Items from an interface collection
----
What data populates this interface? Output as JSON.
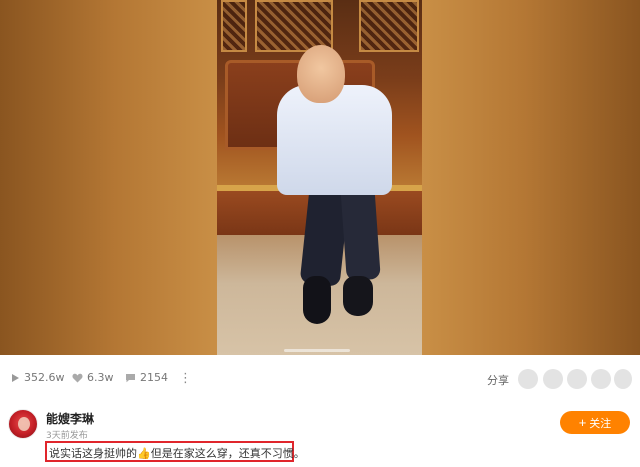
{
  "video": {
    "description_icon": "video-thumbnail"
  },
  "stats": {
    "plays": "352.6w",
    "likes": "6.3w",
    "comments": "2154",
    "more_icon": "more-vertical-icon"
  },
  "share": {
    "label": "分享",
    "targets": [
      "share-target-1",
      "share-target-2",
      "share-target-3",
      "share-target-4",
      "share-target-5"
    ]
  },
  "author": {
    "name": "能嫂李琳",
    "time": "3天前发布",
    "follow_label": "关注",
    "follow_icon": "+"
  },
  "post": {
    "text": "说实话这身挺帅的👍但是在家这么穿，还真不习惯。"
  },
  "colors": {
    "accent": "#ff8200",
    "highlight_border": "#e0262c"
  }
}
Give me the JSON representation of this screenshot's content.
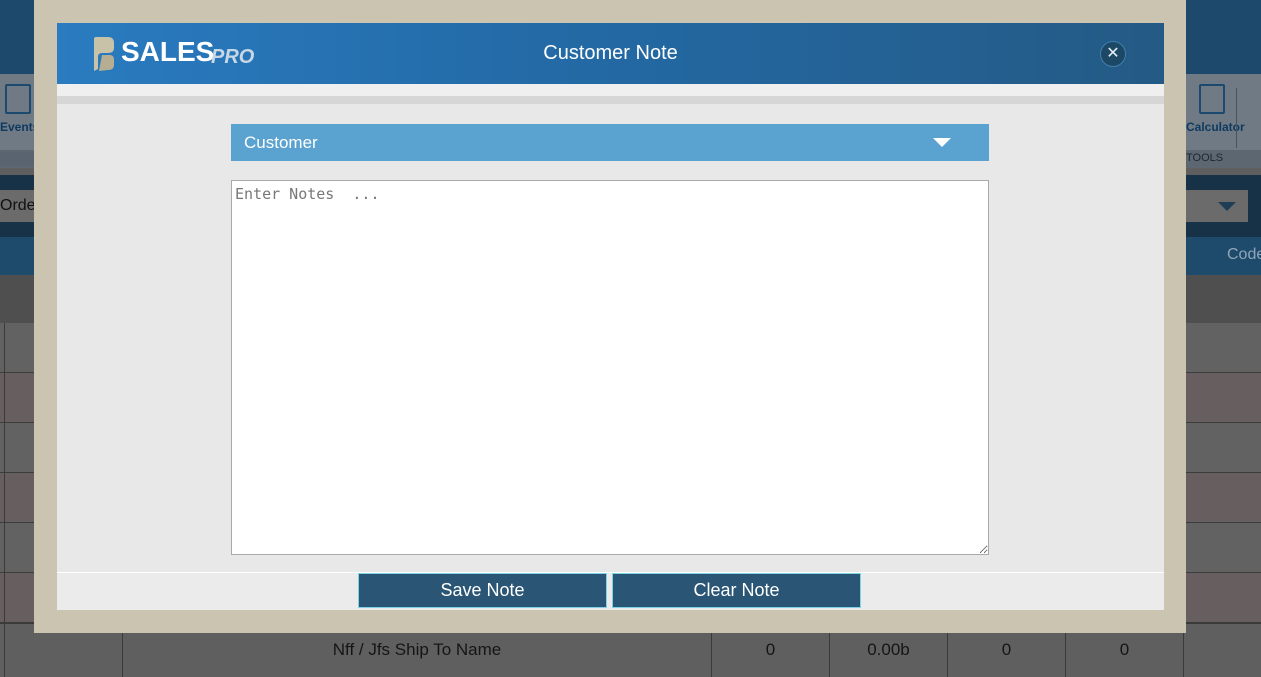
{
  "background": {
    "ribbon": {
      "events_label": "Events",
      "calculator_label": "Calculator",
      "tools_label": "TOOLS"
    },
    "order_field_value": "Order",
    "column_code_label": "Code",
    "last_row": {
      "name": "Nff / Jfs Ship To Name",
      "col2": "0",
      "col3": "0.00b",
      "col4": "0",
      "col5": "0"
    }
  },
  "modal": {
    "logo": {
      "sales": "SALES",
      "pro": "PRO"
    },
    "title": "Customer Note",
    "close_icon": "close-icon",
    "customer_select": {
      "selected": "Customer"
    },
    "notes": {
      "placeholder": "Enter Notes  ...",
      "value": ""
    },
    "buttons": {
      "save": "Save Note",
      "clear": "Clear Note"
    }
  },
  "colors": {
    "header_start": "#2a7bc0",
    "header_end": "#245a85",
    "select_bg": "#5aa2d0",
    "button_bg": "#2a5574",
    "button_border": "#7fd3e3",
    "frame": "#cbc4b0"
  }
}
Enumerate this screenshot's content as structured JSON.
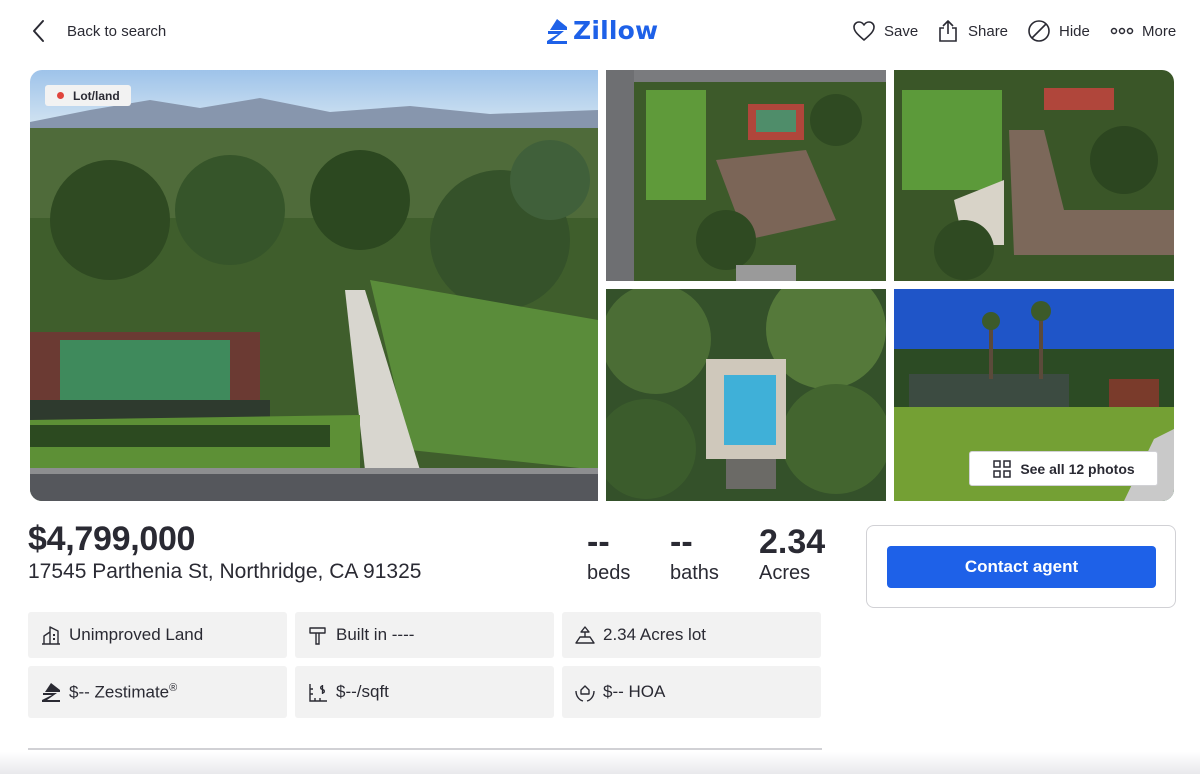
{
  "header": {
    "back_label": "Back to search",
    "logo_text": "Zillow",
    "save_label": "Save",
    "share_label": "Share",
    "hide_label": "Hide",
    "more_label": "More"
  },
  "gallery": {
    "badge": "Lot/land",
    "see_all_label": "See all 12 photos"
  },
  "listing": {
    "price": "$4,799,000",
    "address": "17545 Parthenia St, Northridge, CA 91325",
    "beds_value": "--",
    "beds_label": "beds",
    "baths_value": "--",
    "baths_label": "baths",
    "acres_value": "2.34",
    "acres_label": "Acres"
  },
  "contact": {
    "button_label": "Contact agent"
  },
  "facts": {
    "type": "Unimproved Land",
    "built": "Built in ----",
    "lot": "2.34 Acres lot",
    "zestimate": "$-- Zestimate",
    "zestimate_mark": "®",
    "price_sqft": "$--/sqft",
    "hoa": "$-- HOA"
  },
  "colors": {
    "brand_blue": "#1e61e8",
    "text": "#2a2a33",
    "chip_bg": "#f2f2f2",
    "badge_dot": "#e0443c"
  }
}
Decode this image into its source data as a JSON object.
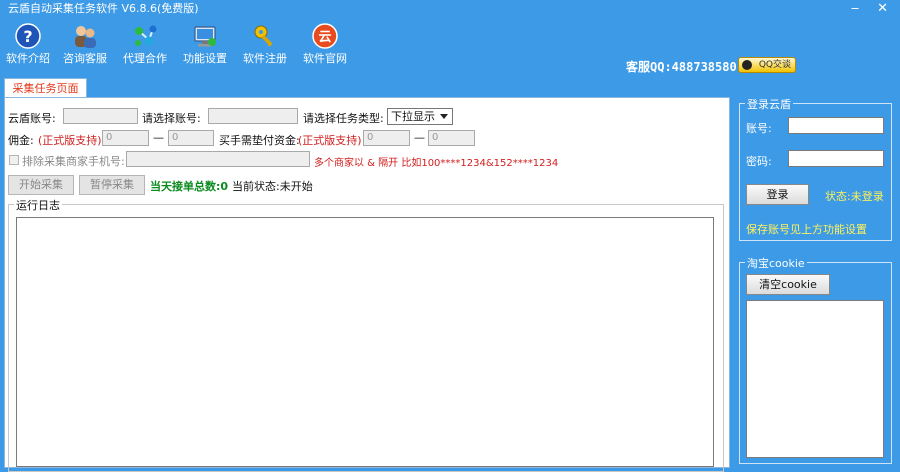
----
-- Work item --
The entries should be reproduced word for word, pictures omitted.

-- Your response --
What data populates this interface? Output as JSON.
{
  "video": {
    "description_icon": "video-thumbnail"
  },
  "stats": {
    "plays": "352.6w",
    "likes": "6.3w",
    "comments": "2154",
    "more_icon": "more-vertical-icon"
  },
  "share": {
    "label": "分享",
    "targets": [
      "share-target-1",
      "share-target-2",
      "share-target-3",
      "share-target-4",
      "share-target-5"
    ]
  },
  "author": {
    "name": "能嫂李琳",
    "time": "3天前发布",
    "follow_label": "关注",
    "follow_icon": "+"
  },
  "post": {
    "text": "说实话这身挺帅的👍但是在家这么穿，还真不习惯。"
  },
  "colors": {
    "accent": "#ff8200",
    "highlight_border": "#e0262c"
  }
}
Give me the JSON representation of this screenshot's content.
{
  "background": {
    "ribbon": {
      "events_label": "Events",
      "calculator_label": "Calculator",
      "tools_label": "TOOLS"
    },
    "order_field_value": "Order",
    "column_code_label": "Code",
    "last_row": {
      "name": "Nff / Jfs Ship To Name",
      "col2": "0",
      "col3": "0.00b",
      "col4": "0",
      "col5": "0"
    }
  },
  "modal": {
    "logo": {
      "sales": "SALES",
      "pro": "PRO"
    },
    "title": "Customer Note",
    "close_icon": "close-icon",
    "customer_select": {
      "selected": "Customer"
    },
    "notes": {
      "placeholder": "Enter Notes  ...",
      "value": ""
    },
    "buttons": {
      "save": "Save Note",
      "clear": "Clear Note"
    }
  },
  "colors": {
    "header_start": "#2a7bc0",
    "header_end": "#245a85",
    "select_bg": "#5aa2d0",
    "button_bg": "#2a5574",
    "button_border": "#7fd3e3",
    "frame": "#cbc4b0"
  }
}
Enumerate this screenshot's content as structured JSON.
{
  "header": {
    "back_label": "Back to search",
    "logo_text": "Zillow",
    "save_label": "Save",
    "share_label": "Share",
    "hide_label": "Hide",
    "more_label": "More"
  },
  "gallery": {
    "badge": "Lot/land",
    "see_all_label": "See all 12 photos"
  },
  "listing": {
    "price": "$4,799,000",
    "address": "17545 Parthenia St, Northridge, CA 91325",
    "beds_value": "--",
    "beds_label": "beds",
    "baths_value": "--",
    "baths_label": "baths",
    "acres_value": "2.34",
    "acres_label": "Acres"
  },
  "contact": {
    "button_label": "Contact agent"
  },
  "facts": {
    "type": "Unimproved Land",
    "built": "Built in ----",
    "lot": "2.34 Acres lot",
    "zestimate": "$-- Zestimate",
    "zestimate_mark": "®",
    "price_sqft": "$--/sqft",
    "hoa": "$-- HOA"
  },
  "colors": {
    "brand_blue": "#1e61e8",
    "text": "#2a2a33",
    "chip_bg": "#f2f2f2",
    "badge_dot": "#e0443c"
  }
}
Decode this image into its source data as a JSON object.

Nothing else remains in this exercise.